The logic is impeccable. In the era of globally mobile capital, the Australian corporate elite must maintain a competitive tax rate to attract the necessary investment that it needs as a matter of survival. Governments, Labor and Liberal, have obliged. In effect, they have handed big business tens of billions of dollars in tax concessions annually since 1986. The former Howard government’s decision in 2001 to cut the company tax rate from 36 percent to 30 percent gave Australia the eighth-lowest corporate tax rate in the OECD. But this is a race without a finishing line as governments in other countries respond to defend the position of their financial elites. Australia has slipped back to ninth place and has a rate significantly above the OECD average of 26 percent. What Hartcher ignores is that in Australia, as in every country, it is working people who are compelled to pay for this government largesse to business through cutbacks to public spending, particularly essential services such as health, education and welfare.
As far as Hartcher is concerned, the very idea that social needs should be met by taxing corporate profit is an outrage. In an outburst of exasperation, he exclaims: “If [Abbott] will add 1.7 percent to the corporate tax rate to pay for maternity leave, why not another 1.7 percent to improve Aboriginal health, and another 2.7 percent for hospitals to trump Rudd’s policy?” Why not, indeed? If one adds up all of Hartcher’s suggestions, it amounts to just over 6 percent—far less than the 19 percent that has been deducted from the corporate tax rate over the past 24 years. In fact, why not go further and insist that corporations be taxed to pay for other much needed services, including free, high quality public education, decent low-cost public housing and efficient, low-cost public transport? If corporations had been taxed last financial year at the 1986 rate of 49 percent rather than the current 30 percent, government income from business would have been $35 billion higher—$91 billion rather than $56 billion. Far from there being “no money” as governments and the corporate press constantly insist, the profits extracted from the labour of the working class are more than adequate to meet social needs.

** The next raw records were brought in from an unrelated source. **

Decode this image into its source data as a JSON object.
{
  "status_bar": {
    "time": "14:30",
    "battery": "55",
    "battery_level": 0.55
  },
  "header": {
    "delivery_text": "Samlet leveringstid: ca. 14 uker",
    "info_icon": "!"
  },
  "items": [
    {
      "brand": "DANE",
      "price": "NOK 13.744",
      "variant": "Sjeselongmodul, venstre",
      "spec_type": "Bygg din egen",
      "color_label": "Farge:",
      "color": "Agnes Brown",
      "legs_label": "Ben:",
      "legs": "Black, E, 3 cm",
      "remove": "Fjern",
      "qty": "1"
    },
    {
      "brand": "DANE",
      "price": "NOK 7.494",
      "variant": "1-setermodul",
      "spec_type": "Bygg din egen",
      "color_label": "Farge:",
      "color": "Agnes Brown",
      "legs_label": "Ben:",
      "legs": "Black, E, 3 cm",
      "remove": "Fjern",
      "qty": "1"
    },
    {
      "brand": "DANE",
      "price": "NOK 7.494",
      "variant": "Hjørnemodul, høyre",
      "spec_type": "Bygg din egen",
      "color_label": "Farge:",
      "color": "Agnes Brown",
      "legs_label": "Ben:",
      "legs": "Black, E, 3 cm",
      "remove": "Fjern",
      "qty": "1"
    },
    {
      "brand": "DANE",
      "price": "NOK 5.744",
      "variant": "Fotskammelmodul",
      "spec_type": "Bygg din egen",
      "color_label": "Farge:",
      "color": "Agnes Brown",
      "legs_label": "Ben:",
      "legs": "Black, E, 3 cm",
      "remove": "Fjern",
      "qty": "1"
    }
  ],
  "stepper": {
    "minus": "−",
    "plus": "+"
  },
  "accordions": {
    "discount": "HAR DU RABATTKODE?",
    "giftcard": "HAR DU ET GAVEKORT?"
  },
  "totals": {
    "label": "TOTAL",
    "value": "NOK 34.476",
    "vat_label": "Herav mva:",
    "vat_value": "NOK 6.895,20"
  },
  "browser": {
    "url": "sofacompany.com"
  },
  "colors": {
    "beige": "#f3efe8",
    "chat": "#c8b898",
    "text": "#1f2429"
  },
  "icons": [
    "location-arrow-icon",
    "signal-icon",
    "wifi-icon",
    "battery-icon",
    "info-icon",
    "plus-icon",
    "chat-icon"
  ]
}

Hartcher’s argument makes clear that the basic social needs of the working class are incompatible with the continued existence of the profit system. In the first decades after World War II, the Labor Party sowed the illusion that it was not necessary to abolish capitalism—resources could be redistributed from the wealthiest layers of society through a progressive tax system to provide for the well being of the needy. Now the corporate elite insists that to be “internationally competitive” the process has to be reversed, resources redistributed up the income scale and what remains of the welfare state dismantled. The necessary conclusion for workers is that to secure their most basic rights requires a struggle against the capitalist system and all of its political defenders to refashion society along socialist lines, not only in Australia but internationally.